It is not meaningful to judge which of Rand and Friedman's approaches to capitalism is more convincing or meritorious from a theoretical or philosophical point of view, because they are simply two separate paradigms. However, we can examine and compare them with respect to their applications to the real world. Neither Rand nor Friedman advocates for a pure capitalism where there is no government or restrictions of freedom, because they recognize some weaknesses in capitalism. One inherent flaw of unrestricted freedom is the freedom to restrict freedom. In other words, some individuals may coerce others to act against their own interest or restrict the choices of others. In the real world, it can manifested as crimes such as robbery or as monopolistic behaviors. In the former case, both Rand and Friedman recognize that there needs to be a government to protect man's rights, i.e., to protect him from physical force. In the latter case, they differ. Rand argues that collusive monopolies cannot exist in a free market because collusion among producers to raise prices will discourage new producers to enter and to compete (Rand, 1967). However, this is not always the case in the real world. There exists many industries, such as telecommunication and public utility, which has a high barrier to entry as a result of the infrastructure cost. These are natural private monopolies that can restrict consumer's choice and thus limit their ability to enter into truly voluntary agreements.

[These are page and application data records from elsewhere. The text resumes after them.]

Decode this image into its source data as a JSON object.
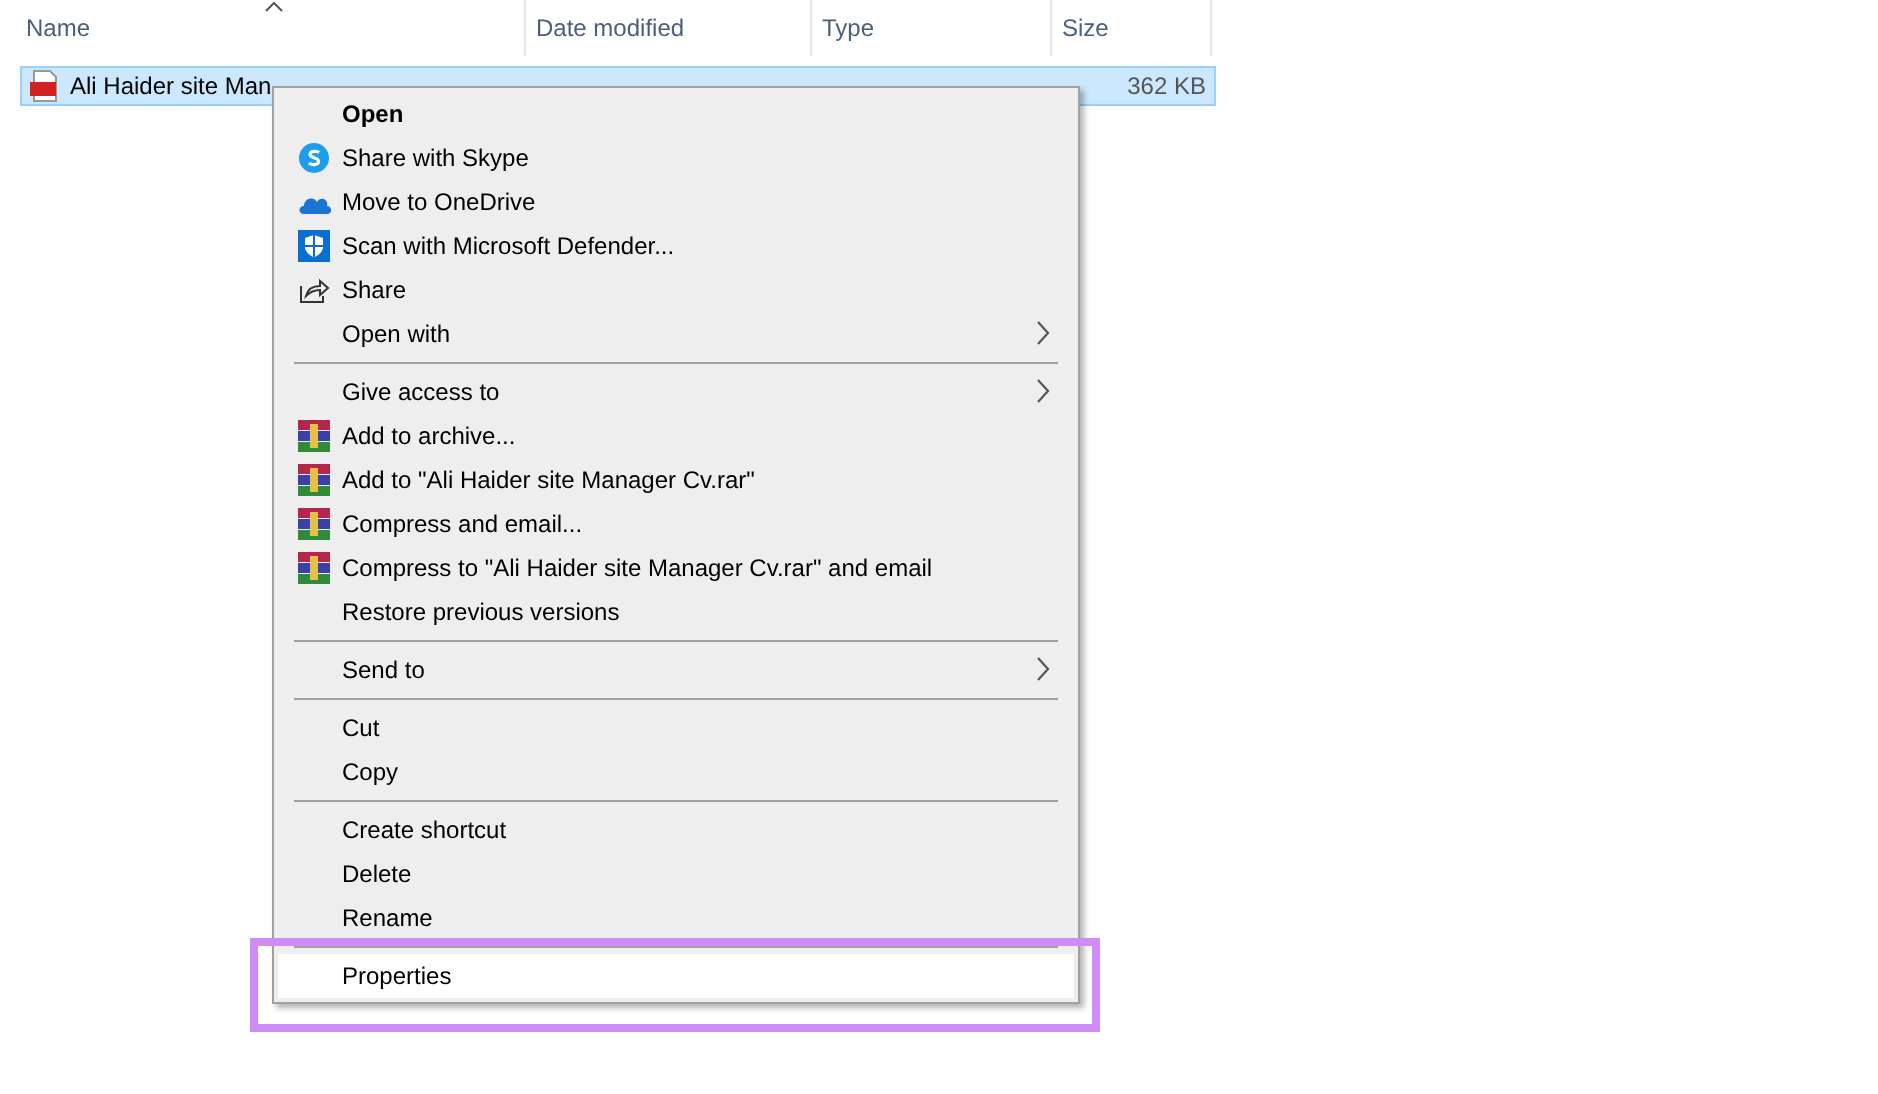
{
  "columns": [
    {
      "label": "Name",
      "sorted": true
    },
    {
      "label": "Date modified",
      "sorted": false
    },
    {
      "label": "Type",
      "sorted": false
    },
    {
      "label": "Size",
      "sorted": false
    }
  ],
  "file": {
    "name": "Ali Haider site Man",
    "size": "362 KB",
    "selected": true
  },
  "context_menu": {
    "groups": [
      [
        {
          "label": "Open",
          "kind": "plain",
          "default": true,
          "submenu": false,
          "selected": false
        },
        {
          "label": "Share with Skype",
          "kind": "skype",
          "default": false,
          "submenu": false,
          "selected": false
        },
        {
          "label": "Move to OneDrive",
          "kind": "cloud",
          "default": false,
          "submenu": false,
          "selected": false
        },
        {
          "label": "Scan with Microsoft Defender...",
          "kind": "shield",
          "default": false,
          "submenu": false,
          "selected": false
        },
        {
          "label": "Share",
          "kind": "share",
          "default": false,
          "submenu": false,
          "selected": false
        },
        {
          "label": "Open with",
          "kind": "plain",
          "default": false,
          "submenu": true,
          "selected": false
        }
      ],
      [
        {
          "label": "Give access to",
          "kind": "plain",
          "default": false,
          "submenu": true,
          "selected": false
        },
        {
          "label": "Add to archive...",
          "kind": "archive",
          "default": false,
          "submenu": false,
          "selected": false
        },
        {
          "label": "Add to \"Ali Haider site Manager Cv.rar\"",
          "kind": "archive",
          "default": false,
          "submenu": false,
          "selected": false
        },
        {
          "label": "Compress and email...",
          "kind": "archive",
          "default": false,
          "submenu": false,
          "selected": false
        },
        {
          "label": "Compress to \"Ali Haider site Manager Cv.rar\" and email",
          "kind": "archive",
          "default": false,
          "submenu": false,
          "selected": false
        },
        {
          "label": "Restore previous versions",
          "kind": "plain",
          "default": false,
          "submenu": false,
          "selected": false
        }
      ],
      [
        {
          "label": "Send to",
          "kind": "plain",
          "default": false,
          "submenu": true,
          "selected": false
        }
      ],
      [
        {
          "label": "Cut",
          "kind": "plain",
          "default": false,
          "submenu": false,
          "selected": false
        },
        {
          "label": "Copy",
          "kind": "plain",
          "default": false,
          "submenu": false,
          "selected": false
        }
      ],
      [
        {
          "label": "Create shortcut",
          "kind": "plain",
          "default": false,
          "submenu": false,
          "selected": false
        },
        {
          "label": "Delete",
          "kind": "plain",
          "default": false,
          "submenu": false,
          "selected": false
        },
        {
          "label": "Rename",
          "kind": "plain",
          "default": false,
          "submenu": false,
          "selected": false
        }
      ],
      [
        {
          "label": "Properties",
          "kind": "plain",
          "default": false,
          "submenu": false,
          "selected": true
        }
      ]
    ]
  },
  "highlight_frame": {
    "shown": true
  }
}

Friedman suggested a more applicable approach: let government enforce anti-trust laws, but measures need to be taken to prevent the creation of an even worse form of monopoly, government monopoly. This approach is much more relevant to today's society. While we may disagree on the optimal degree of government intervention, this system, having existed for decades, has delivered so much freedom both economically and politically, and does not have the negative consequences mentioned by Rand of developing into an ever increasing statism (Rand, 1967).

In conclusion, Rand and Friedman both see capitalism as a social system based on individual freedom and private ownership, but they derived the characteristics of capitalism from two different perspectives: Rand sees capitalism as a means to promote individualism whereas Friedman sees capitalism as a means to coordinate social-economic activities and protect political freedom. This distinction is reflected in their different notions of property right, and their different methodological focuses: Rand focuses on morality whereas Friedman focuses on practicality. The result is that Friedman's theory is more relevant to our society and Rand's view may be too idealistic to be applied in the real world.

Reference:
1. Rand, A. (1967). Capitalism: The Unknown Ideal. New American Library.
2. Friedman, M. (1962). Capitalism and Freedom. University of Chicago Press.
3. Rand, A. (1943). Fountainhead. Bobbs Merrill.